### Instructions for the task
If a line in the data below includes the string "icon", please return a copy of it.

[Element data from apps and pages]
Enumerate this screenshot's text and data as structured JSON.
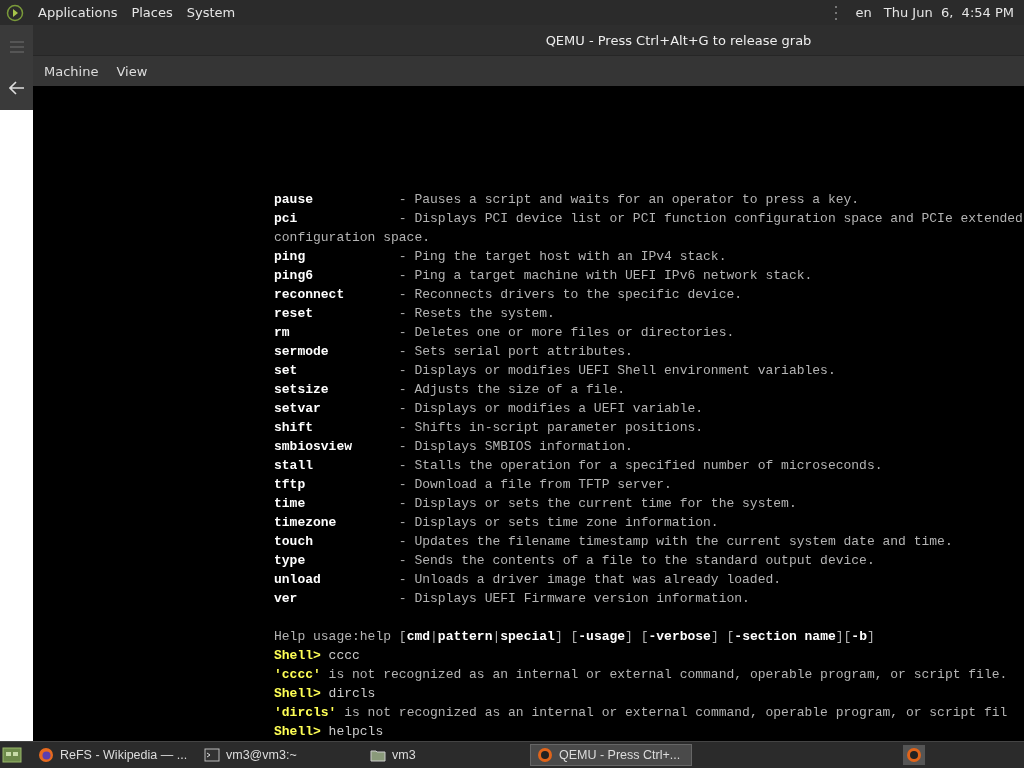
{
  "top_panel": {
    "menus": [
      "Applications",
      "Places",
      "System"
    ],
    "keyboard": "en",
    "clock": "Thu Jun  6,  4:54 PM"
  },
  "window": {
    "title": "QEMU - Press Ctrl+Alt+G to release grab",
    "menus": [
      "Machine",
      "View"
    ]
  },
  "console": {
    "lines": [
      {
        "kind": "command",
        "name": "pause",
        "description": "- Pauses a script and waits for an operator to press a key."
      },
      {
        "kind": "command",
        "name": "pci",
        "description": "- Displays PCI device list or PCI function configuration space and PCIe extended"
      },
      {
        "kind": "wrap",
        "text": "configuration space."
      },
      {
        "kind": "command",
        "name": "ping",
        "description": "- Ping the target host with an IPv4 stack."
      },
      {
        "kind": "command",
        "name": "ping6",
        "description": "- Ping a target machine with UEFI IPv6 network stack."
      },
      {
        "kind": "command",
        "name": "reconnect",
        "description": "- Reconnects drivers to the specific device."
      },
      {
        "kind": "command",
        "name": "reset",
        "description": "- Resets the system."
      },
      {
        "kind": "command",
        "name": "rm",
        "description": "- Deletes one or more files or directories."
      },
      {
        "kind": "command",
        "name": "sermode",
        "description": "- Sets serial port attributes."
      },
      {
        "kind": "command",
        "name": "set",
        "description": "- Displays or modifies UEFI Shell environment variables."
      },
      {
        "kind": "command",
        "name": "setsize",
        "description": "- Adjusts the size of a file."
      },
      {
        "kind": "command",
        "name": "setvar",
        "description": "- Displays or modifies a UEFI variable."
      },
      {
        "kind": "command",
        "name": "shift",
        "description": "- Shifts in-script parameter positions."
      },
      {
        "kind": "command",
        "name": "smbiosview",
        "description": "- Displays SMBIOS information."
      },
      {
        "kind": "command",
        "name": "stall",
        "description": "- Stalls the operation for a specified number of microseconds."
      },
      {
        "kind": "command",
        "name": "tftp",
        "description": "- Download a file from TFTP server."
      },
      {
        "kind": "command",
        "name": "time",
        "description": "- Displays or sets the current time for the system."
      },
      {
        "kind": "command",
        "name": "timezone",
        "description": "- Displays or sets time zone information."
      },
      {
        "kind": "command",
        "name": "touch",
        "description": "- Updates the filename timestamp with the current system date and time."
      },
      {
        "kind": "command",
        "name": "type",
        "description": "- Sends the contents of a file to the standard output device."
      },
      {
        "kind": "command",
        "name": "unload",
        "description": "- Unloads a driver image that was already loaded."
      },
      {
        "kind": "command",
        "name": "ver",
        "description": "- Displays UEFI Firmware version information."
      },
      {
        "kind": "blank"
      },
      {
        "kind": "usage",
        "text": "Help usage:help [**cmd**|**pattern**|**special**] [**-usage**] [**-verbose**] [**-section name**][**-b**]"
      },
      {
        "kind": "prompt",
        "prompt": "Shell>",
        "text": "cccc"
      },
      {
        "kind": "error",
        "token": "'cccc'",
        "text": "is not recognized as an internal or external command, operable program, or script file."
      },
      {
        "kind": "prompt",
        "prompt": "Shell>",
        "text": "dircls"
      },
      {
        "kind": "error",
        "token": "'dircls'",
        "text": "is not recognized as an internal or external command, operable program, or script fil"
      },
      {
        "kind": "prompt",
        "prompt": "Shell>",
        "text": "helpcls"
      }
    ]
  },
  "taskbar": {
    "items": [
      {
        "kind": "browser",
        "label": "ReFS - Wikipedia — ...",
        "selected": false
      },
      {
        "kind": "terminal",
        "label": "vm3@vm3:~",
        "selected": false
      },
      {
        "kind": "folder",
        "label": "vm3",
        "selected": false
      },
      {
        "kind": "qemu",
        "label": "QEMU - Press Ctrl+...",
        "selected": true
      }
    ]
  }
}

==

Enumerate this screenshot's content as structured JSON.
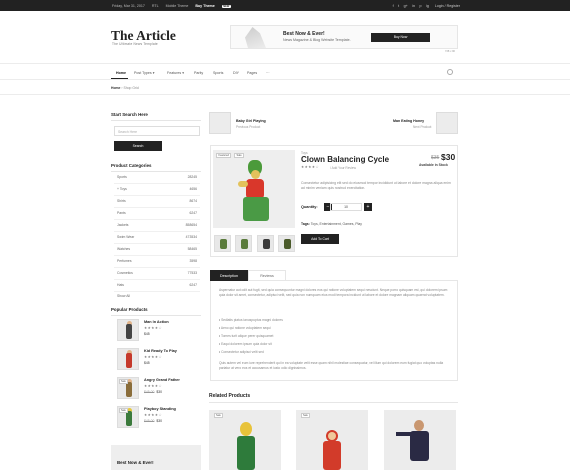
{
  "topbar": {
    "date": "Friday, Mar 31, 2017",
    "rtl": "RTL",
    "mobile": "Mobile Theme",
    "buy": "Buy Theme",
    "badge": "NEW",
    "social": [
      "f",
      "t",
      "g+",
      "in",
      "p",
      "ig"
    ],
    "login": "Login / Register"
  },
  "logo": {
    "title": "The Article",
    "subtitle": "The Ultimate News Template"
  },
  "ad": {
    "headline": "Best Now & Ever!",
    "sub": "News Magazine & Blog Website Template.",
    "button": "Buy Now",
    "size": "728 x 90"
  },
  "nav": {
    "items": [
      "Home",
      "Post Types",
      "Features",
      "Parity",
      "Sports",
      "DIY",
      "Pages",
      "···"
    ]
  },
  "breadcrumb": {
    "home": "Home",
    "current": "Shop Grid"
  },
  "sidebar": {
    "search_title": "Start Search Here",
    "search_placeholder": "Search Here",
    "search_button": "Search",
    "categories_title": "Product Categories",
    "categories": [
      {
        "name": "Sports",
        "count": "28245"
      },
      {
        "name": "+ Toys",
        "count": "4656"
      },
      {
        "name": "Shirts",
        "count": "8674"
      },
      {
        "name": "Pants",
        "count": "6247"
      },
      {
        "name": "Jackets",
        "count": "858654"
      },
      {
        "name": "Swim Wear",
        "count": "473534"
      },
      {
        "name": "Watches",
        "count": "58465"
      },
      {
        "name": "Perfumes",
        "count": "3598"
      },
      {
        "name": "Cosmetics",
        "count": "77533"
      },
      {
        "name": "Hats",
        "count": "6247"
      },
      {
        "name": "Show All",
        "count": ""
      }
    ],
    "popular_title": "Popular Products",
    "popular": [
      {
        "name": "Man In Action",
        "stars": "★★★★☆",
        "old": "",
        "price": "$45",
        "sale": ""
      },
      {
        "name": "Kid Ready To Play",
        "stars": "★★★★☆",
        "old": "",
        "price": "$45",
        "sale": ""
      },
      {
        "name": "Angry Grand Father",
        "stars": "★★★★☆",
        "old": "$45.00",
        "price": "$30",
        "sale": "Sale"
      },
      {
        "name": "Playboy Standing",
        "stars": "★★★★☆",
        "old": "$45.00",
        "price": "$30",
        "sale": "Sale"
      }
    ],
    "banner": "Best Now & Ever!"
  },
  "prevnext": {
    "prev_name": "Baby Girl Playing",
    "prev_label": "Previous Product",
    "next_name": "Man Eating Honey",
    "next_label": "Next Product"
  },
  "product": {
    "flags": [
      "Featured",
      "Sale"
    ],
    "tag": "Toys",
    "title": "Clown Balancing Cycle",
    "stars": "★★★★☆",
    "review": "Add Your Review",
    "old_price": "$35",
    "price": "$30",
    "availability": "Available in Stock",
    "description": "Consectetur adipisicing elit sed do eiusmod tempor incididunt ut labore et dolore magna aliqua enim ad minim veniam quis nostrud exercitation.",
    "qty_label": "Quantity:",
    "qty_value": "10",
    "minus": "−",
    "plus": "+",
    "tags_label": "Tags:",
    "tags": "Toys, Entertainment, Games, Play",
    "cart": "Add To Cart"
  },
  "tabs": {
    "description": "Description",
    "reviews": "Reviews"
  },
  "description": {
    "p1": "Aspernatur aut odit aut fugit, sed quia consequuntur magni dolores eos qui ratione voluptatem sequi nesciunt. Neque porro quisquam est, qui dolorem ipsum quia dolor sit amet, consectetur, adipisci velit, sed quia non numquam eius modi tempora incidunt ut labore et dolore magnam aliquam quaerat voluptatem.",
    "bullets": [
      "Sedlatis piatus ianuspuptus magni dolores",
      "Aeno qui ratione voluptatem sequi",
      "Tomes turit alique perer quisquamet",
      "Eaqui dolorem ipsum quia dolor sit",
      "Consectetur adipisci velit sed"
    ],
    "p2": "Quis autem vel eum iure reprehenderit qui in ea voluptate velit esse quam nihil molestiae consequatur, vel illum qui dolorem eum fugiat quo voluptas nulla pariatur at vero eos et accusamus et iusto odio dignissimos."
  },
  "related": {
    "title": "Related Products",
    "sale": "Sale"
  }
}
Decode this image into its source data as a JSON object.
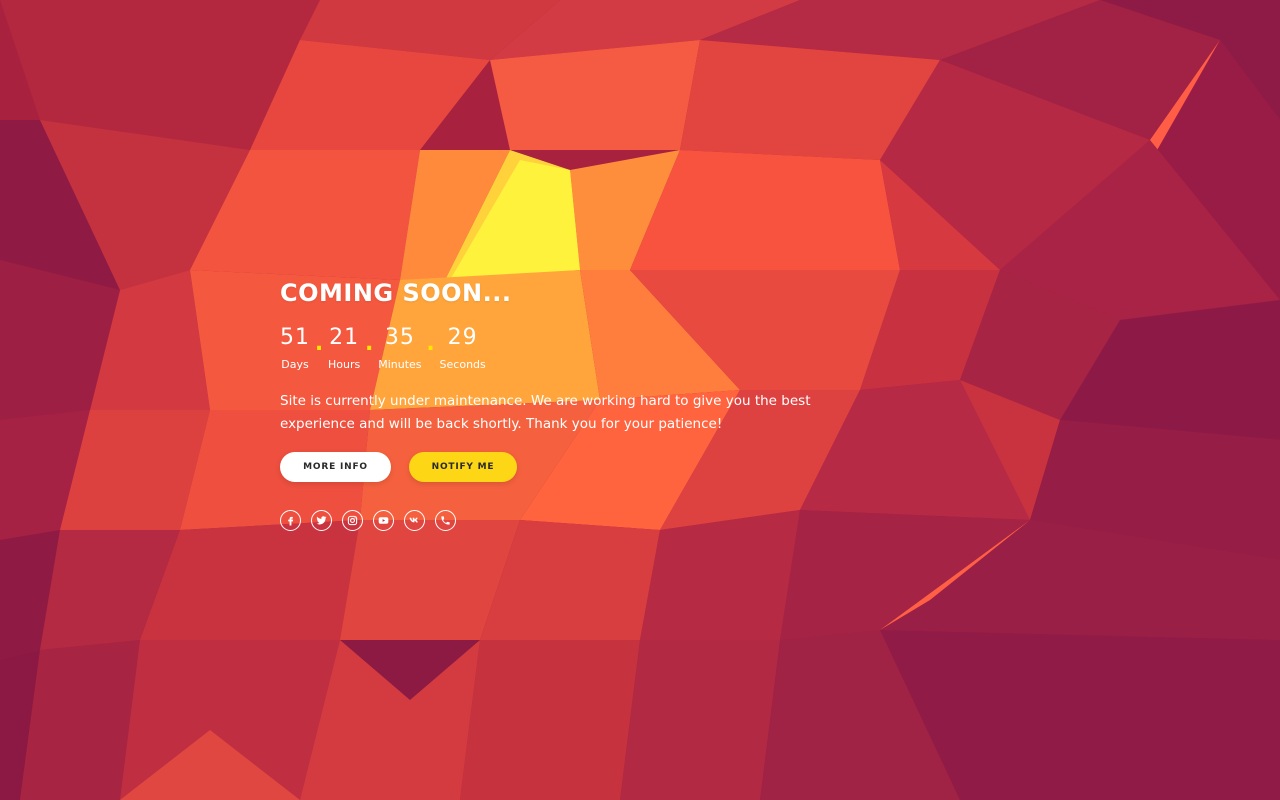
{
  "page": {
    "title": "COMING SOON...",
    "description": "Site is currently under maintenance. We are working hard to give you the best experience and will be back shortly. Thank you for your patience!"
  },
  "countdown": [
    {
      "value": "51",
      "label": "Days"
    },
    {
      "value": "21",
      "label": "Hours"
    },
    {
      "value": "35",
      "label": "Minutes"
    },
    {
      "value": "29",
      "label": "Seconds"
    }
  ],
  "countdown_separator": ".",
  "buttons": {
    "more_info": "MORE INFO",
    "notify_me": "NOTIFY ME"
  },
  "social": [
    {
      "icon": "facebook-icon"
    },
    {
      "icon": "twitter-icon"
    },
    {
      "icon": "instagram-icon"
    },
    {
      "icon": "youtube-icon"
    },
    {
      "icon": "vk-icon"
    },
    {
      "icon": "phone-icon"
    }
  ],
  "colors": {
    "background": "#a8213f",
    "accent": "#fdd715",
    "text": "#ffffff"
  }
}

### Result of this task
      "icon": "facebook-icon"
      "icon": "twitter-icon"
      "icon": "instagram-icon"
      "icon": "youtube-icon"
      "icon": "vk-icon"
      "icon": "phone-icon"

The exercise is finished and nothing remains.